‘It wasn’t difficult to show Mole Valley District Council that Leach Grove Wood is a valued green space, near to local residents, and fully deserving of Local Green Space status,’ says Kristina. ‘Mole Valley has now designated Leach Grove Wood as an LGS in the draft local plan, which is good news.’
She praises the determination of local campaigners like Flip and Tim, who have put so much time and energy into championing the countryside on their doorstep: ‘They really are local heroes.’
When Green Belt near Harrogate was threatened by road-building, the local community didn’t just see off the threat – they decided to take action to protect the land for good.
In North Yorkshire, another local community facing development threats has gone to remarkable lengths to protect a much-loved open space; in this case, by clubbing together to buy it!
The story began when local people in Harrogate and Knaresborough formed an action group to defend Nidd Gorge – a tranquil expanse of Green Belt with the Nidderdale Greenway cycle route running through it – from the damaging impacts of a proposed relief road.

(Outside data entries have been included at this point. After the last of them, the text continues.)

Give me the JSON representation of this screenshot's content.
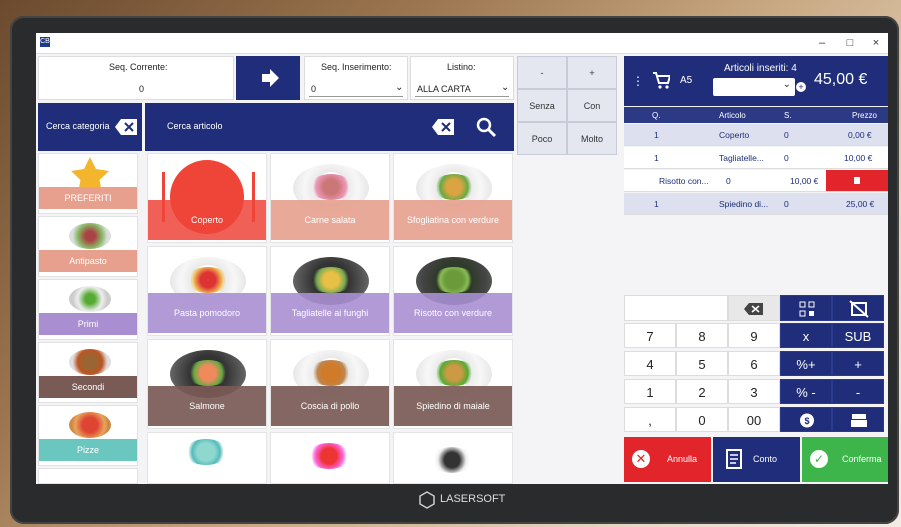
{
  "window": {
    "app_icon": "CB",
    "minimize": "–",
    "maximize": "□",
    "close": "×"
  },
  "header": {
    "seq_corrente_label": "Seq. Corrente:",
    "seq_corrente_value": "0",
    "seq_inserimento_label": "Seq. Inserimento:",
    "seq_inserimento_value": "0",
    "listino_label": "Listino:",
    "listino_value": "ALLA CARTA"
  },
  "modifiers": [
    "-",
    "+",
    "Senza",
    "Con",
    "Poco",
    "Molto"
  ],
  "search": {
    "category_placeholder": "Cerca categoria",
    "article_placeholder": "Cerca articolo"
  },
  "categories": [
    {
      "label": "PREFERITI",
      "color": "#e7a08d",
      "icon": "star-icon"
    },
    {
      "label": "Antipasto",
      "color": "#e7a08d"
    },
    {
      "label": "Primi",
      "color": "#a98fd1"
    },
    {
      "label": "Secondi",
      "color": "#7a5a55"
    },
    {
      "label": "Pizze",
      "color": "#6ac7c0"
    }
  ],
  "articles": [
    {
      "label": "Coperto",
      "color": "#ef4438"
    },
    {
      "label": "Carne salata",
      "color": "#e7a08d"
    },
    {
      "label": "Sfogliatina con verdure",
      "color": "#e7a08d"
    },
    {
      "label": "Pasta pomodoro",
      "color": "#a98fd1"
    },
    {
      "label": "Tagliatelle ai funghi",
      "color": "#a98fd1"
    },
    {
      "label": "Risotto con verdure",
      "color": "#a98fd1"
    },
    {
      "label": "Salmone",
      "color": "#7a5a55"
    },
    {
      "label": "Coscia di pollo",
      "color": "#7a5a55"
    },
    {
      "label": "Spiedino di maiale",
      "color": "#7a5a55"
    }
  ],
  "order": {
    "table": "A5",
    "inserted_label": "Articoli inseriti: 4",
    "total": "45,00 €",
    "columns": [
      "Q.",
      "Articolo",
      "S.",
      "Prezzo"
    ],
    "rows": [
      {
        "q": "1",
        "article": "Coperto",
        "s": "0",
        "price": "0,00 €"
      },
      {
        "q": "1",
        "article": "Tagliatelle...",
        "s": "0",
        "price": "10,00 €"
      },
      {
        "q": "",
        "article": "Risotto con...",
        "s": "0",
        "price": "10,00 €"
      },
      {
        "q": "1",
        "article": "Spiedino di...",
        "s": "0",
        "price": "25,00 €"
      }
    ]
  },
  "keypad": {
    "rows": [
      [
        "7",
        "8",
        "9",
        "x",
        "SUB"
      ],
      [
        "4",
        "5",
        "6",
        "%+",
        "+"
      ],
      [
        "1",
        "2",
        "3",
        "% -",
        "-"
      ],
      [
        ",",
        "0",
        "00"
      ]
    ]
  },
  "actions": {
    "annulla": "Annulla",
    "conto": "Conto",
    "conferma": "Conferma"
  },
  "brand": "LASERSOFT"
}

‘Thankfully, our message was heard and the people of Harrogate and Knaresborough responded in overwhelming numbers to say a loud and clear “no” to the road,’ explains local resident Chris Kitson, founding chair of the community action group. ‘It was truly a community-powered campaign and a demonstration of what can be achieved when people come together around a common issue.’
The group didn’t stop there, however. ‘When we became aware of 30 acres of land being for sale at Long Lands Farm, and the suggestion was made that it would be a good place for a community woodland, I knew it was the next step for us,’ says Chris. ‘Where better to have a new woodland that could contribute to the Northern Forest project – to plant 50 million trees across the North of England – than on the very same Green Belt land that was threatened by the Nidd Gorge road? And how refreshing would it be if the energy mobilised to fight the road could be harnessed in favour of positive change instead?’

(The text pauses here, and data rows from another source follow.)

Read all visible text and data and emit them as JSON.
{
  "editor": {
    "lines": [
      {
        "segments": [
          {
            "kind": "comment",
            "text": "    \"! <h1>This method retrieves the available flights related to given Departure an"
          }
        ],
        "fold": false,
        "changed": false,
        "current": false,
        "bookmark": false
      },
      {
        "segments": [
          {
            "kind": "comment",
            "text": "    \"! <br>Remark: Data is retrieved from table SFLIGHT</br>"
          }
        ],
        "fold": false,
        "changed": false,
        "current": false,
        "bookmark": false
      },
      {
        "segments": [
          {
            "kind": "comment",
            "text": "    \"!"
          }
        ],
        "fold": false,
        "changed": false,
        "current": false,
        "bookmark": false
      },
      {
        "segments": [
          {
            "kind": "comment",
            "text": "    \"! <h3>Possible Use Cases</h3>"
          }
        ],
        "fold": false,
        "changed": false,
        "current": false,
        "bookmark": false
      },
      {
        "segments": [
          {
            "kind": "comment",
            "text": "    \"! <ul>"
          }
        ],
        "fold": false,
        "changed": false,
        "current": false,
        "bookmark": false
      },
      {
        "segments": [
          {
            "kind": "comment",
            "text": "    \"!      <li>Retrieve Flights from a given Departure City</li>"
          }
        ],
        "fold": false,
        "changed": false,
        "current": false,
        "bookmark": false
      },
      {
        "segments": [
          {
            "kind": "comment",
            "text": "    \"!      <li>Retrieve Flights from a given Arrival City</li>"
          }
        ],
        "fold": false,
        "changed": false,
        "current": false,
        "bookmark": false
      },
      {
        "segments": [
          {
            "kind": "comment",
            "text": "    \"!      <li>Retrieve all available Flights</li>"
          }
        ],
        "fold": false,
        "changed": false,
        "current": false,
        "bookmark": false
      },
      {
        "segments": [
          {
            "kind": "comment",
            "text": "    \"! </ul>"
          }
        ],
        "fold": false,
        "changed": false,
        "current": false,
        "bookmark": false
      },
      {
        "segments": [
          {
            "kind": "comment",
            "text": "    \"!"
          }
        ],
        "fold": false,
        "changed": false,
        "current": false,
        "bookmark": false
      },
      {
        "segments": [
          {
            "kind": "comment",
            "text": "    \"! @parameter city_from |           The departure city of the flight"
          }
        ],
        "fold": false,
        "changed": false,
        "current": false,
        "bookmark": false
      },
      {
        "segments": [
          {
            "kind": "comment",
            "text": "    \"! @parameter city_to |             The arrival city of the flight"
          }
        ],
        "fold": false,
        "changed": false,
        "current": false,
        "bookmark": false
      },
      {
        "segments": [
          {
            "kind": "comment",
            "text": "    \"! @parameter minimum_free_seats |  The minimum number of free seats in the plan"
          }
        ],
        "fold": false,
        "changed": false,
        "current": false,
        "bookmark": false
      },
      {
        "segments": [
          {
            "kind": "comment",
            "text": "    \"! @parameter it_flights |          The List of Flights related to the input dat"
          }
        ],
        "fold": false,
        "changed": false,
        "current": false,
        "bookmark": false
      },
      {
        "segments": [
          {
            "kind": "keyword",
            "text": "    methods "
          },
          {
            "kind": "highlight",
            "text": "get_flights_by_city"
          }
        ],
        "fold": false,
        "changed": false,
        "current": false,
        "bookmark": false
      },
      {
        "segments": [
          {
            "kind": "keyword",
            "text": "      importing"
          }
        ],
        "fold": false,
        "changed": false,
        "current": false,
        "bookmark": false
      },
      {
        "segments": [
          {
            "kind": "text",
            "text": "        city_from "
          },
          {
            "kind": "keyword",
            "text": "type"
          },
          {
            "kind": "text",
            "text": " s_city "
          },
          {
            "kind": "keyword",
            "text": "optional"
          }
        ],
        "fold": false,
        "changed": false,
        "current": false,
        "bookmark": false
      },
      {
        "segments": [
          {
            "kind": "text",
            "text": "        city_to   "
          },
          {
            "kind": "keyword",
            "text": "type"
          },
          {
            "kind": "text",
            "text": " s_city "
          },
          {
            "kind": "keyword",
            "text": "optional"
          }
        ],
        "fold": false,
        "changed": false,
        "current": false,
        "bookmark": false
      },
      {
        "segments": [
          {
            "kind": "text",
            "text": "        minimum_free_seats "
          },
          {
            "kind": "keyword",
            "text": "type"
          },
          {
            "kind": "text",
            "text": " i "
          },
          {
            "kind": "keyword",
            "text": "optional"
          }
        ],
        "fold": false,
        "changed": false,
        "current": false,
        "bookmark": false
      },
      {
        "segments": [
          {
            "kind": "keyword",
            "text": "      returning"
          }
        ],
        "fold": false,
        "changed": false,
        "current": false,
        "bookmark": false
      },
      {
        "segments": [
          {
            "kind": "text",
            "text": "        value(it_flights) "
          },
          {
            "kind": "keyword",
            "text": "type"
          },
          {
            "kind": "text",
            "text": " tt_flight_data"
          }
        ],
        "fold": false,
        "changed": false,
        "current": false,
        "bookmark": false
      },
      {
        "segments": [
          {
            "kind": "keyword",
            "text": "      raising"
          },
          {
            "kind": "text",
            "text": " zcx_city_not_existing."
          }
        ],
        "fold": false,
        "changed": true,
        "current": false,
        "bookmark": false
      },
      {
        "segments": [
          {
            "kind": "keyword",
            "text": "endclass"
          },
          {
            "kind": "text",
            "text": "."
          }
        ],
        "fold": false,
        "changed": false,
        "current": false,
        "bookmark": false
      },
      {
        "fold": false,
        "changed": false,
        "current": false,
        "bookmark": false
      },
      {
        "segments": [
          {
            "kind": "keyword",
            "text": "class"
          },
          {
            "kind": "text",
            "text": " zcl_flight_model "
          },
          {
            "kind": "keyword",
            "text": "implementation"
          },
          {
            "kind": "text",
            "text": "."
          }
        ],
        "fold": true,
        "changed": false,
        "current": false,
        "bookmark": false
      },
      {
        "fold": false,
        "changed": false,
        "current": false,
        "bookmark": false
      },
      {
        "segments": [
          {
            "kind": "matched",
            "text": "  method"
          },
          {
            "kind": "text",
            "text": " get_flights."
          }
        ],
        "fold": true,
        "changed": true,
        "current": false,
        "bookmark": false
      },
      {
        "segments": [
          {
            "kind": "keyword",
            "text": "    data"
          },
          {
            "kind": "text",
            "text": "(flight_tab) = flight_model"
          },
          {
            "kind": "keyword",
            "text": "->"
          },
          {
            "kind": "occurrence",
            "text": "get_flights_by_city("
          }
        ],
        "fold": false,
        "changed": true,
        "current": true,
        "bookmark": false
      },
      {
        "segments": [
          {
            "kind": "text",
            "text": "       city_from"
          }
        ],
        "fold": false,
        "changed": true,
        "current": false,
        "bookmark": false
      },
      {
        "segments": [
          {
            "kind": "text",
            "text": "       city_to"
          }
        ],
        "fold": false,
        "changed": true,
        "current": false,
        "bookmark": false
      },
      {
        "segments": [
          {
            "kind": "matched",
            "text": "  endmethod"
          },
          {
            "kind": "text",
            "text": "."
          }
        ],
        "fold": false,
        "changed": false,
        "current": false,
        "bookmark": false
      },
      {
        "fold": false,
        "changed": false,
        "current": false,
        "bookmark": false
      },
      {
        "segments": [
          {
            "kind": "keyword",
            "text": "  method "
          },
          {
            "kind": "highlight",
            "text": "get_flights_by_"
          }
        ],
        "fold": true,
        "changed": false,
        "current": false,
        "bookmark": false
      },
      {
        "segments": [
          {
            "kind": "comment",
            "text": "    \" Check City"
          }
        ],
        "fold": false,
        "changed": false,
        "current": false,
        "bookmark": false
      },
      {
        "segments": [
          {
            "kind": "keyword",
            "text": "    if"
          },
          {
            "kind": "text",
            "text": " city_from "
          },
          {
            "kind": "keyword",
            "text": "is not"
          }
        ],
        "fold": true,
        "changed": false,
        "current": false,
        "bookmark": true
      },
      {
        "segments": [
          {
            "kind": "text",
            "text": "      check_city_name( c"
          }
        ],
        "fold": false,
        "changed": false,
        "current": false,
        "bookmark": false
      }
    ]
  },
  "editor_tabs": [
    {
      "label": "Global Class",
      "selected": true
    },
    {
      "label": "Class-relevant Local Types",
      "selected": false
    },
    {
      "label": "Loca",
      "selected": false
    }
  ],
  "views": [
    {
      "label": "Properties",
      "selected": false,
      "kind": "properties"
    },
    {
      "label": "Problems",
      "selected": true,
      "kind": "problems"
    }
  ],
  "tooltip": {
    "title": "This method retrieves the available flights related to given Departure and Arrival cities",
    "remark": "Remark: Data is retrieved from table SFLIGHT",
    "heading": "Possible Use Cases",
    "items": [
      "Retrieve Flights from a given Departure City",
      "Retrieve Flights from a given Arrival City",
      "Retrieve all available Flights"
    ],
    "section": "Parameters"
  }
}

By 2020, the group had formed a community benefit society, Long Lands Common Ltd, in order to sell community shares and raise the necessary funds to buy the 30-acre site – smashing their target by the end of the year.
‘At a time when funding was scarce and Covid rife, this amazing community group managed to raise enough money to purchase the land and safeguard it for the future as Long Lands Common community forest,’ comments Jan Arger, chair of CPRE North and East Yorkshire. She recently presented the Long Lands Common campaigners with our group’s inaugural Enterprise Award, recognising an amazing achievement by a local community organisation.
So what’s next for Long Lands Common? ‘We’re now busy putting in ponds and working on a woodland creation plan. We’d also like to look into using some of the area for community agriculture,’ says Chris. ‘A lot of Green Belt land is underused by local people, and we want to change that.
‘We need to make the most of our Green Belt, whether that’s for recreation, wildlife restoration or community-led agricultural projects that will help build a more localised, resilient economy.’
Jan Arger concurs. ‘The importance of just how much local green space means to the community cannot be overstated,’ she adds. ‘The community share the vision and have the passion to ensure that nature still has a place here that people can freely enjoy for years to come.’
Find out more about Long Lands Common at longlandscommon.org.
A version of this article was originally published in CPRE’s award-winning magazine, Countryside Voices. You’ll have Countryside Voices sent to your door three times a year, as well as access to other benefits including discounts on attraction visits and countryside kit from major high street stores when you join as a CPRE member. Join us now.